What is missed when we celebrate open innovation is a connection between the “democratic impulse” of these technologists and that of “participatory planners who have been working with communities for three or four decades”, thinking hard about “democratic procedures” and about “representation” (Karvonen and Heur 2013).
What is lost in techno-optimism and the reverence for design tools as a solution is perhaps Anna Tsing’s more humble and fruitful notion of design as “the artful staging of an issue”.
What is lost with a focus on pragmatic action and problem-solving is the reflex to ask questions like those posed by Jenny Pearce twenty years ago when she asked NGOs to think about what and who the work is for; or the anthropologist Liisa Malkii who explores the humanitarian “need to help” (Malkii 2015); or Audre Lorde who recognises the overlaps of excitement and power and what life becomes when work is full of “sensation without feeling” (Lorde 1978); or those who see a language that allows us to “misunderstand or put off the need for long-lasting systemic and structural change” (Vega 2015).
Indeed, some thinkers see this “ideology of pragmatism” as “NGOization” or ways of thinking that “compartmentalize the world into ‘issues,’ and ‘projects’ and undermine and contain critical thinking” (Choudry 2012).
What can get overlooked in dismissing the simplistic linear constraints of a narrative arc, is that humanitarian organisations often remain powerful and simplistic narrators, following a formula and deciding what to include and exclude.

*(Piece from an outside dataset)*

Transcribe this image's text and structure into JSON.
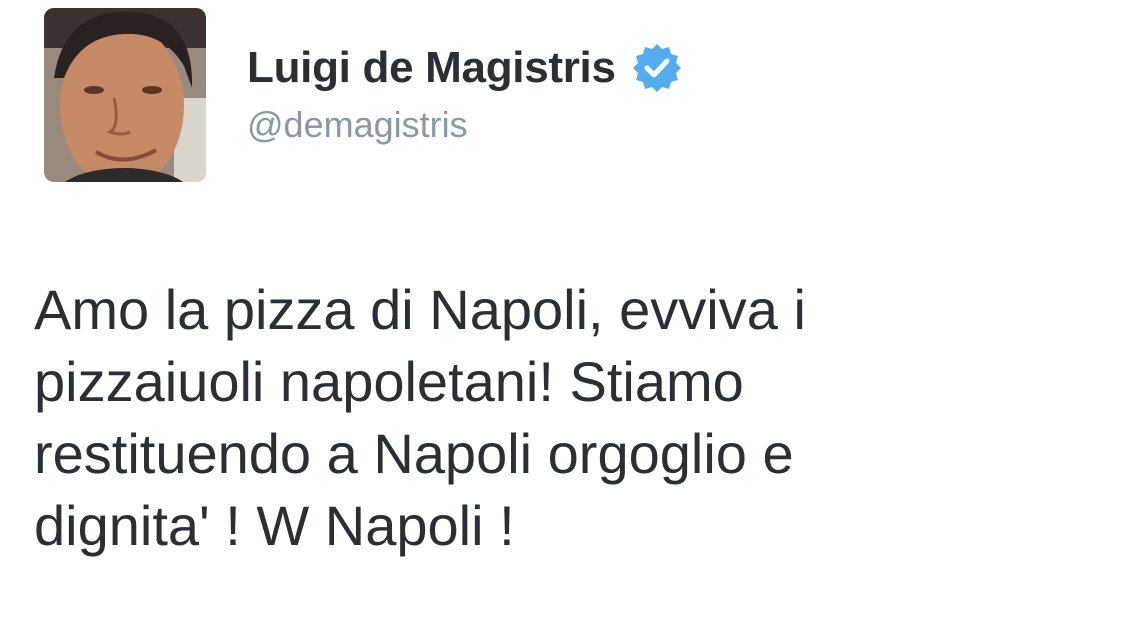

Systems thinking is perhaps just “enabling us to become more aware of the stories that we tell ourselves” (Stroh 2015). For example, the history of humanitarianism can be sketched as a history of organisations but this can miss important stories of people, politics and motivations and can disempower “recipients” or neglect national, colonial or imperial dimensions. It can be told as if aid is a function of political economy but this can present action as unhelpful, inefficient or harmful and neglect actual urgent need. It can be told in terms of global governance but this can miss humanitarian criticism of imperial rule (Paulman2013)…

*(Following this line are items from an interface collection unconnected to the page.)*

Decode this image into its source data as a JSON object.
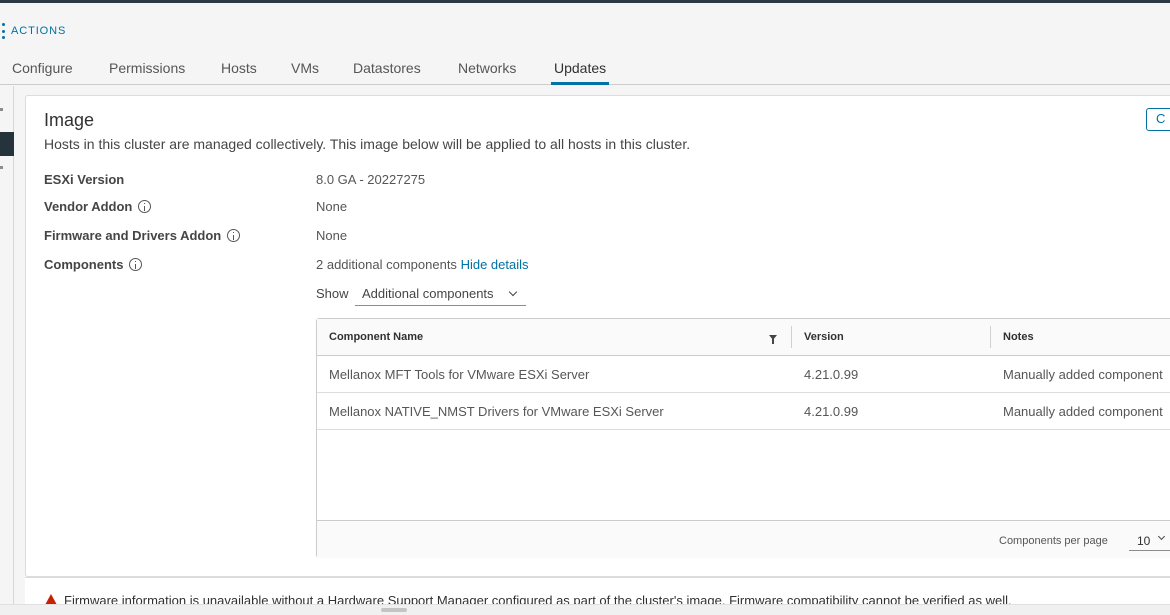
{
  "actions": {
    "label": "ACTIONS",
    "icon": "kebab-icon"
  },
  "tabs": [
    {
      "label": "Configure",
      "active": false
    },
    {
      "label": "Permissions",
      "active": false
    },
    {
      "label": "Hosts",
      "active": false
    },
    {
      "label": "VMs",
      "active": false
    },
    {
      "label": "Datastores",
      "active": false
    },
    {
      "label": "Networks",
      "active": false
    },
    {
      "label": "Updates",
      "active": true
    }
  ],
  "image": {
    "title": "Image",
    "description": "Hosts in this cluster are managed collectively. This image below will be applied to all hosts in this cluster.",
    "corner_button_label": "C",
    "properties": {
      "esxi_version": {
        "label": "ESXi Version",
        "value": "8.0 GA - 20227275"
      },
      "vendor_addon": {
        "label": "Vendor Addon",
        "value": "None"
      },
      "firmware_addon": {
        "label": "Firmware and Drivers Addon",
        "value": "None"
      },
      "components": {
        "label": "Components",
        "value": "2 additional components",
        "link": "Hide details"
      }
    },
    "show_label": "Show",
    "show_selected": "Additional components"
  },
  "grid": {
    "columns": [
      "Component Name",
      "Version",
      "Notes"
    ],
    "rows": [
      {
        "name": "Mellanox MFT Tools for VMware ESXi Server",
        "version": "4.21.0.99",
        "notes": "Manually added component"
      },
      {
        "name": "Mellanox NATIVE_NMST Drivers for VMware ESXi Server",
        "version": "4.21.0.99",
        "notes": "Manually added component"
      }
    ],
    "footer": {
      "per_page_label": "Components per page",
      "per_page_value": "10"
    }
  },
  "alert": {
    "text": "Firmware information is unavailable without a Hardware Support Manager configured as part of the cluster's image. Firmware compatibility cannot be verified as well.",
    "color": "#c92100"
  },
  "colors": {
    "accent": "#0072a3",
    "topbar": "#2c3a45",
    "warning": "#c92100"
  }
}
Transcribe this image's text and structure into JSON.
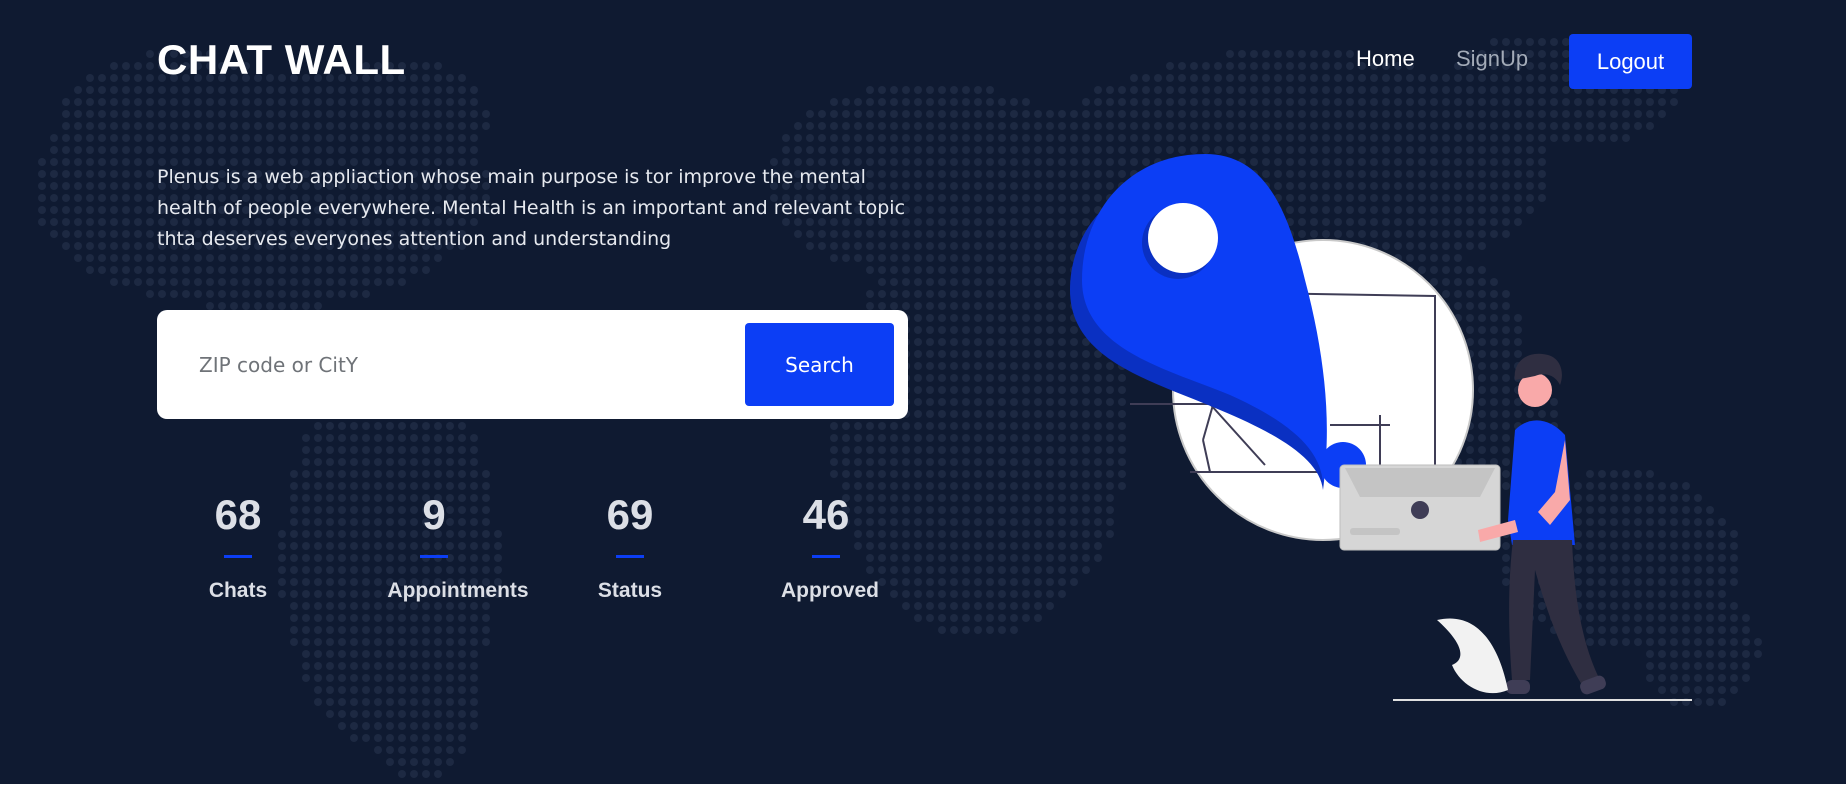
{
  "header": {
    "brand": "CHAT WALL",
    "nav": {
      "home": "Home",
      "signup": "SignUp",
      "logout": "Logout"
    }
  },
  "hero": {
    "description": "Plenus is a web appliaction whose main purpose is tor improve the mental health of people everywhere. Mental Health is an important and relevant topic thta deserves everyones attention and understanding",
    "search": {
      "placeholder": "ZIP code or CitY",
      "value": "",
      "button_label": "Search"
    },
    "stats": [
      {
        "value": "68",
        "label": "Chats"
      },
      {
        "value": "9",
        "label": "Appointments"
      },
      {
        "value": "69",
        "label": "Status"
      },
      {
        "value": "46",
        "label": "Approved"
      }
    ]
  },
  "colors": {
    "background": "#0f1a31",
    "accent": "#0c3ef5",
    "dots": "#1d2942"
  }
}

Why does this matter?
Sharing a human imperative to “get on with things” is not malign but scepticism is easy when the story of humanitarian innovation reads as:
ahistorical ignoring previous waves of institutional reform or previous participation revolutions,

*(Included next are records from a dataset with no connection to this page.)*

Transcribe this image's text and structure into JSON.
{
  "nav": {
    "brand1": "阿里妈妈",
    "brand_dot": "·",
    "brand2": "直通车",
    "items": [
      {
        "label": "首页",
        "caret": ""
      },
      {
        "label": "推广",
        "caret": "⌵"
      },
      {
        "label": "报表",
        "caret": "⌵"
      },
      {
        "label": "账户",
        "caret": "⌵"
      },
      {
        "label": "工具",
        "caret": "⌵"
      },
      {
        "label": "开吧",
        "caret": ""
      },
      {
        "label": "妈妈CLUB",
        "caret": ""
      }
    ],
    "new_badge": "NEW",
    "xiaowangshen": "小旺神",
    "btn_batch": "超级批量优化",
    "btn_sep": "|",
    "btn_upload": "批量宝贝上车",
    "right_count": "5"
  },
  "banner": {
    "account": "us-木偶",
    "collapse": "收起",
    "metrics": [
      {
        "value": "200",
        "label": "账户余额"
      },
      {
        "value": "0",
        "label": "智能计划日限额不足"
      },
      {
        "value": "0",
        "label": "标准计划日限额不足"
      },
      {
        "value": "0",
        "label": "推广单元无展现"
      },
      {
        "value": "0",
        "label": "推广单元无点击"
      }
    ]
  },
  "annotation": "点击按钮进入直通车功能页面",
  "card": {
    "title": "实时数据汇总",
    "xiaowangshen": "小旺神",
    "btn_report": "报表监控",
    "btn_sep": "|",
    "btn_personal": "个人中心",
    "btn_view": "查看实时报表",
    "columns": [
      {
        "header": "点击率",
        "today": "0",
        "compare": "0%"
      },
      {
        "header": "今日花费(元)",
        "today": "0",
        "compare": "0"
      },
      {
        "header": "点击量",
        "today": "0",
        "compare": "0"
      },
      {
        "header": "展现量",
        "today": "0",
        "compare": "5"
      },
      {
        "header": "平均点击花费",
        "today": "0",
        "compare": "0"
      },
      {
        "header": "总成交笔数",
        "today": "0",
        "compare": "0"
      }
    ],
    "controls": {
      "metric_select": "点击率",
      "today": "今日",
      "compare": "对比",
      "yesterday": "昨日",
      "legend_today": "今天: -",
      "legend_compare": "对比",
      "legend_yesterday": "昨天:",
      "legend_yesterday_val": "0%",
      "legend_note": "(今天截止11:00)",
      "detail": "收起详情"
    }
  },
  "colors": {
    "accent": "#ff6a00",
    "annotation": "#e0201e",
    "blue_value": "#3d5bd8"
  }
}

apolitical ignoring political and societal factors that are making the humanitarian sector big and unwieldy in the first place, or
self-regarding ignoring how change - other than innovation - really happens or any problems with a techno-centric view that sees innovation processes as neutral or “objective”, “scientific” or “evolutionary” rather than a social and political process where power dynamics are grinding in the background and in which certain people have agency and power.
To be sure, “a better understanding of the past will help ensure a humanitarian system that is more self-aware, clearer about its identity and better prepared for engagement with the world in which it operates” (Davey et al. 2013).
This requires us to engage with our sometimes disproportionate power as the narrators of change and tendency to repeatedly assume “history starts now” or “history started when we got here”.